“A couple, bound for the opera, wandered into the Forum by mistake, then dashed out minutes before inkBoat’s latest production, Ame to Ame (Candy and Rain) began. Had they stayed, they would have found the U.S. premiere of Shinichi Iova-Koga and Yuko Kaseki’s work operatic in its own way. While the only libretto was a panoply of keen gestures, extreme facial expressions, and Harpo-style physical maneuvers, the dancers’ bodies sang out the physical equivalent of songs—broken, dissonant, and often hilarious. Although there was no translation of these nonverbal arias, the dancers formed a portrait of mysterious yearning and frustration that was by turns comic, lyrical, ghoulish, and haunting.InkBoat’s performers and collaborators, who work in both San Francisco and Berlin, push butoh away from ankoku butoh (the post-World War II dance of darkness) toward the more intimate form of “one dancer, one school” and “cheerful apocalypse” that was developed by Akaji Maro of Dairakudakan. While death still lurks, Koga, Kaseki, and director/choreographer/lighting designer Marc Ates use it to wrestle the solitary angels and lonely demons of self and other rather than nuclear apocalypse.And wrestle they did. In white light ethereally littered with a white chair, table, and stool, the dancers, also in white, careered through space like sleepwalkers whose separate dreams repeatedly collided. Kaseki teetered across the stage, Koga caught and turned her, and eventually the pair moved on with affect-less drama. From beautifully crafted dreamy vignettes, accompanied by intriguing, edgy sound (by Sheila McCarthy, Dawn McCarthy, Carla Kihlstedt, and Nils Frykdahl), the couple exploded into grotesque play, bouncing belly to belly, high-stepping, flailing, and grimacing. From there they swung back into movement of refined sensitivity and timing, as when Kaseki sensuously laid her hands and head down on the tabletop and Koga pulled the table out from under her, leaving her poised exactly as she had been, now framing negative space. One of the most moving, tender moments of the evening arose when Koga used the three white props as stepping-stones for a somnolent Kaseki’s blind travel, the two like clowns in a wordless Beckett play.“On a good day, candy falls like rain,” a voice said. “Ame” means “candy” as well as “rain,” and both are often sweet and welcome.

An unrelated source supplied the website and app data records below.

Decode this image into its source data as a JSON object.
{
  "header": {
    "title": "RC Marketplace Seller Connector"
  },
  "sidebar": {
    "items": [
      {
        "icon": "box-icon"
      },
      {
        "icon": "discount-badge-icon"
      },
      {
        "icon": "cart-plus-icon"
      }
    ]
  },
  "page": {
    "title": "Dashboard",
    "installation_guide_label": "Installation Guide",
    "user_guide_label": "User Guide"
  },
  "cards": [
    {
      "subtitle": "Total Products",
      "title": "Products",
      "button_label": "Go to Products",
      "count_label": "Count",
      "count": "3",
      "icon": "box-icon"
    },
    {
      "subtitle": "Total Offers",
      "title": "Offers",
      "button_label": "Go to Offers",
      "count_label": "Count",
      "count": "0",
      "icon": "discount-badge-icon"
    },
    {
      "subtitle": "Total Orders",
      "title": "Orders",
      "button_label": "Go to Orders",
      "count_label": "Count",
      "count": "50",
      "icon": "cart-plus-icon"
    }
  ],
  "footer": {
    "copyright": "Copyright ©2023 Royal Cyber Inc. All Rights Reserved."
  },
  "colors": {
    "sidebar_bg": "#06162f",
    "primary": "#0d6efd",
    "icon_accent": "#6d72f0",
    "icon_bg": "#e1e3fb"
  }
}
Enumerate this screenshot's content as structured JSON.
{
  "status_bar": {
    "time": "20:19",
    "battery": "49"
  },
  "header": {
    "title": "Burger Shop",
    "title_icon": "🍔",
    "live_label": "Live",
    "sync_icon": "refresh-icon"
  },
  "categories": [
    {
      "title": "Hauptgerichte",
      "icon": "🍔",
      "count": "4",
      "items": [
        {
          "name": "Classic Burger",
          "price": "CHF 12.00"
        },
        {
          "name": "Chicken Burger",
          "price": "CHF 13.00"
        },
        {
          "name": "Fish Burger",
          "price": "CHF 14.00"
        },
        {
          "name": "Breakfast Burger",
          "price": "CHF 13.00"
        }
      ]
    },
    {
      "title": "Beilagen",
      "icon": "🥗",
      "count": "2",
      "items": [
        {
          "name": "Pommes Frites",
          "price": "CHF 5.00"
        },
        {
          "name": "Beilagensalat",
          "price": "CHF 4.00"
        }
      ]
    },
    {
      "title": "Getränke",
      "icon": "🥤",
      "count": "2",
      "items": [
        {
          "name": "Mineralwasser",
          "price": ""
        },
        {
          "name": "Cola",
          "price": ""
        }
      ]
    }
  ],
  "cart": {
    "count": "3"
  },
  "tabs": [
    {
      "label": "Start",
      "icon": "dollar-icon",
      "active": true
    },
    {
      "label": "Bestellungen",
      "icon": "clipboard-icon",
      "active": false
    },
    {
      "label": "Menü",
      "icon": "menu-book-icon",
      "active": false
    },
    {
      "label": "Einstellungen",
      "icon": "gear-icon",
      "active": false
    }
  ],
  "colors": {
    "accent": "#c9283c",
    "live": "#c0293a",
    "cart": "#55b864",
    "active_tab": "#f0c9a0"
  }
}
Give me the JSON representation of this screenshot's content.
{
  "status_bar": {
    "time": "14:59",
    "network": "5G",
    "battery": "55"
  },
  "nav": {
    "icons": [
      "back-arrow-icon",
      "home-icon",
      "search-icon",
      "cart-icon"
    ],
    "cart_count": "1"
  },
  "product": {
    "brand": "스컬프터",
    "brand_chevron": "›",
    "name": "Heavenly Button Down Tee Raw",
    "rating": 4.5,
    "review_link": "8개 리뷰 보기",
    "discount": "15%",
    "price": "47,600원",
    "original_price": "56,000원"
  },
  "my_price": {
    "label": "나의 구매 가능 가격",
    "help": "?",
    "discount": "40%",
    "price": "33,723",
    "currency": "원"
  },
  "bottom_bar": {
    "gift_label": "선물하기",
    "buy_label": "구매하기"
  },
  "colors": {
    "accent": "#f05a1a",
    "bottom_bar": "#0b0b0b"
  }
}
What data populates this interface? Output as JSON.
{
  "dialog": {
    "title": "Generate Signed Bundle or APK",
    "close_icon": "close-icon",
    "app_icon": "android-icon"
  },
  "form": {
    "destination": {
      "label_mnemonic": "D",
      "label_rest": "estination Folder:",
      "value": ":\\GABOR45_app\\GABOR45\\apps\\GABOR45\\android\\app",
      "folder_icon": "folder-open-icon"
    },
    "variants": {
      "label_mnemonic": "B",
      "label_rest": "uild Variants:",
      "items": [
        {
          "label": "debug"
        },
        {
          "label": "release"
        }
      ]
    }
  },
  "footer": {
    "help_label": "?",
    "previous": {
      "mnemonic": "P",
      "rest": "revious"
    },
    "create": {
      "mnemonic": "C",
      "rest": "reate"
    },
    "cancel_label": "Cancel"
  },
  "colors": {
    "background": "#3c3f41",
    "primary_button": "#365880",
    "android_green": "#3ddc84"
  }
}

So was this performance.”



Created by inkBoat/cokaseki

Choreography and PerformanceYuko KasekiShinichi Iova-Koga

Direction, Choreography, LightMarc Ates

Music Composition Sheila Antonia Bosco with Nils FrykdahlDawn McCarthyCarla KihlstedtMatthias Bossi

TextSten Rudstrøm and Kasekiread by Frykdahl and Kaseki

Music Managermomo io